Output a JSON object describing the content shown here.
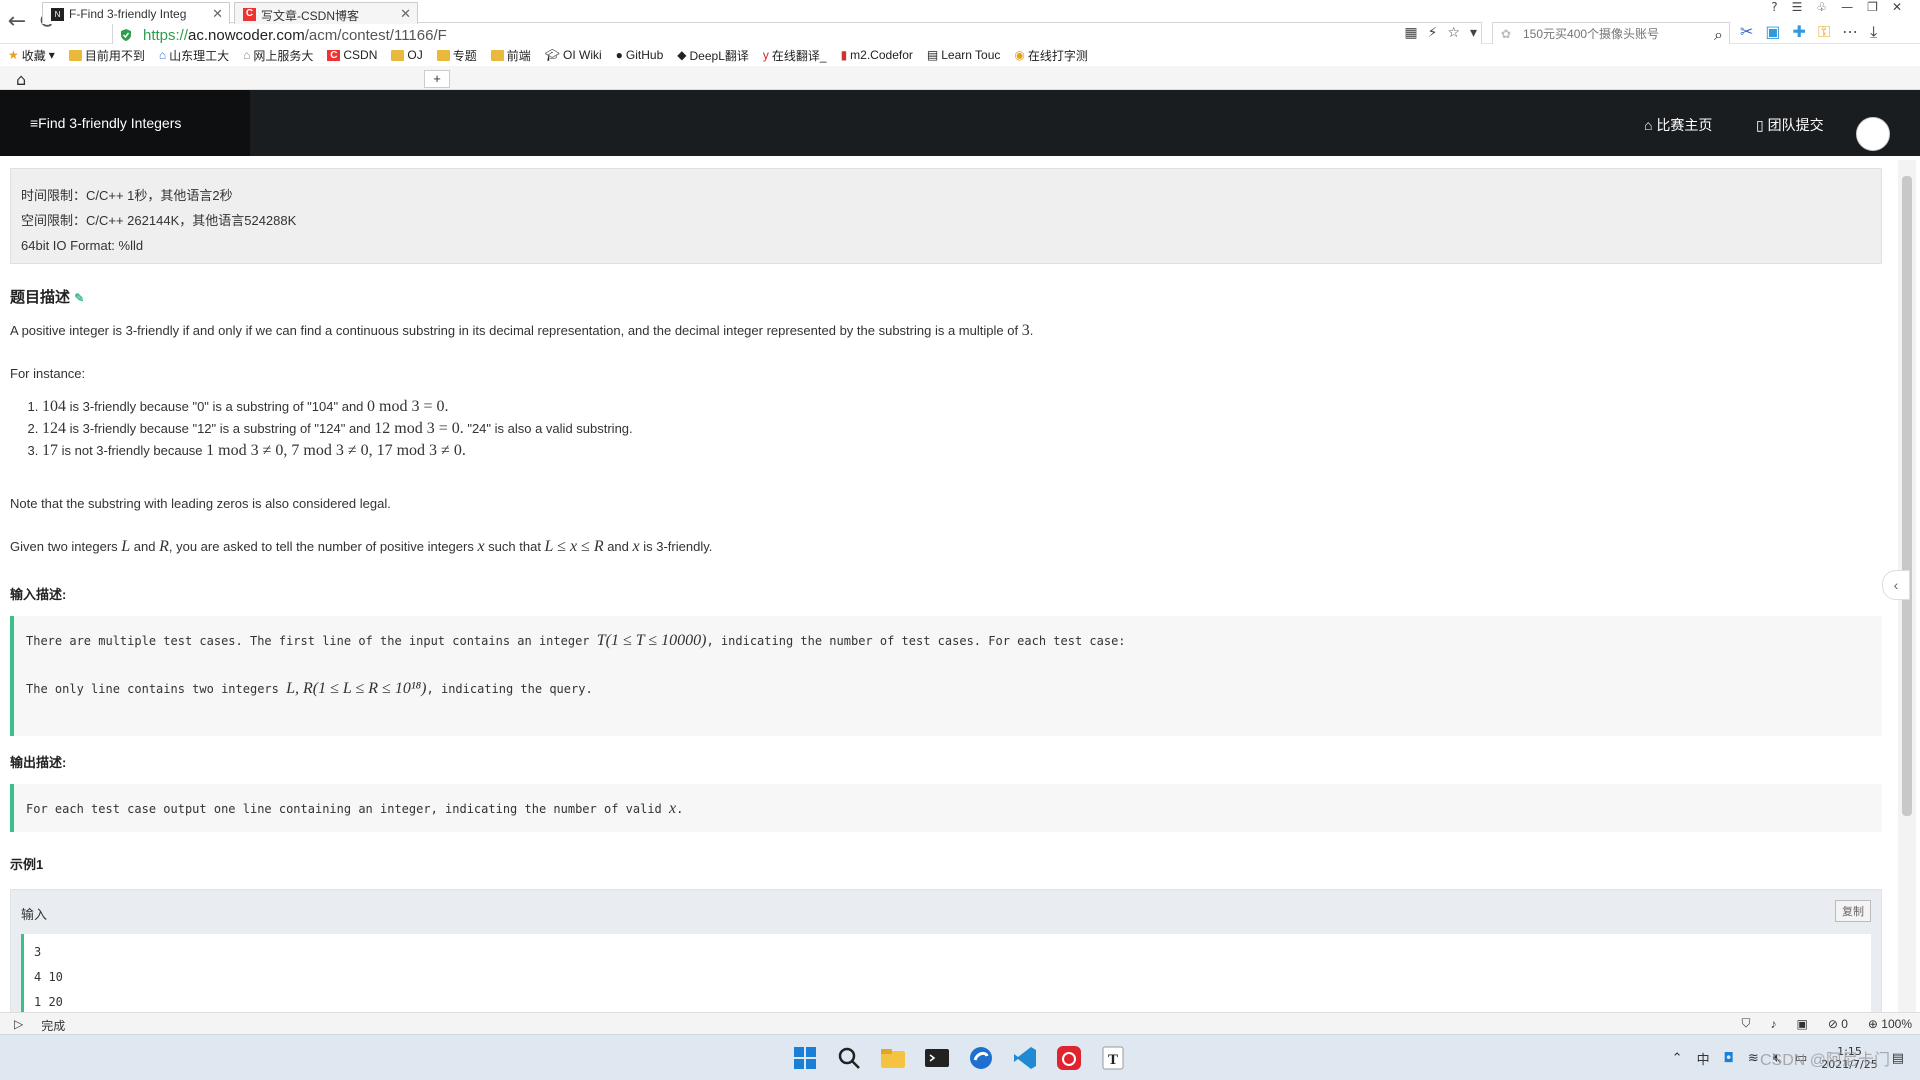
{
  "browser": {
    "url_scheme": "https://",
    "url_host": "ac.nowcoder.com",
    "url_path": "/acm/contest/11166/F",
    "search_placeholder": "150元买400个摄像头账号",
    "bookmarks": [
      "收藏",
      "目前用不到",
      "山东理工大",
      "网上服务大",
      "CSDN",
      "OJ",
      "专题",
      "前端",
      "OI Wiki",
      "GitHub",
      "DeepL翻译",
      "在线翻译_",
      "m2.Codefor",
      "Learn Touc",
      "在线打字测"
    ],
    "tabs": [
      {
        "label": "F-Find 3-friendly Integ",
        "active": true
      },
      {
        "label": "写文章-CSDN博客",
        "active": false
      }
    ],
    "status_text": "完成",
    "zoom": "100%",
    "status_count": "0"
  },
  "header": {
    "problem_title": "Find 3-friendly Integers",
    "contest_home": "比赛主页",
    "team_submit": "团队提交"
  },
  "limits": {
    "time": "时间限制：C/C++ 1秒，其他语言2秒",
    "space": "空间限制：C/C++ 262144K，其他语言524288K",
    "io": "64bit IO Format: %lld"
  },
  "problem": {
    "desc_heading": "题目描述",
    "intro": "A positive integer is 3-friendly if and only if we can find a continuous substring in its decimal representation, and the decimal integer represented by the substring is a multiple of",
    "intro_num": "3",
    "for_instance": "For instance:",
    "ex1_num": "104",
    "ex1_text": " is 3-friendly because \"0\" is a substring of \"104\" and ",
    "ex1_math": "0  mod 3 = 0.",
    "ex2_num": "124",
    "ex2_text": " is 3-friendly because \"12\" is a substring of \"124\" and ",
    "ex2_math": "12  mod 3 = 0.",
    "ex2_tail": " \"24\" is also a valid substring.",
    "ex3_num": "17",
    "ex3_text": " is not 3-friendly because ",
    "ex3_math": "1  mod 3 ≠ 0,  7  mod 3 ≠ 0,  17  mod 3 ≠ 0.",
    "note": "Note that the substring with leading zeros is also considered legal.",
    "given_a": "Given two integers ",
    "given_L": "L",
    "given_and": " and ",
    "given_R": "R",
    "given_b": ", you are asked to tell the number of positive integers ",
    "given_x": "x",
    "given_c": " such that ",
    "given_ineq": "L ≤ x ≤ R",
    "given_d": " and ",
    "given_e": " is 3-friendly."
  },
  "input_section": {
    "heading": "输入描述:",
    "line1_a": "There are multiple test cases. The first line of the input contains an integer ",
    "line1_math": "T(1 ≤ T ≤ 10000)",
    "line1_b": ", indicating the number of test cases. For each test case:",
    "line2_a": "The only line contains two integers ",
    "line2_math": "L, R(1 ≤ L ≤ R ≤ 10¹⁸)",
    "line2_b": ", indicating the query."
  },
  "output_section": {
    "heading": "输出描述:",
    "line_a": "For each test case output one line containing an integer, indicating the number of valid ",
    "line_x": "x",
    "line_b": "."
  },
  "sample": {
    "heading": "示例1",
    "input_label": "输入",
    "copy_label": "复制",
    "lines": [
      "3",
      "4 10",
      "1 20"
    ]
  },
  "taskbar": {
    "time": "1:15",
    "date": "2021/7/25",
    "watermark": "CSDN @阿尼卡门"
  }
}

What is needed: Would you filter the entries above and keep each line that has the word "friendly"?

Reply:
        "label": "F-Find 3-friendly Integ",
    "problem_title": "Find 3-friendly Integers",
    "intro": "A positive integer is 3-friendly if and only if we can find a continuous substring in its decimal representation, and the decimal integer represented by the substring is a multiple of",
    "ex1_text": " is 3-friendly because \"0\" is a substring of \"104\" and ",
    "ex2_text": " is 3-friendly because \"12\" is a substring of \"124\" and ",
    "ex3_text": " is not 3-friendly because ",
    "given_e": " is 3-friendly."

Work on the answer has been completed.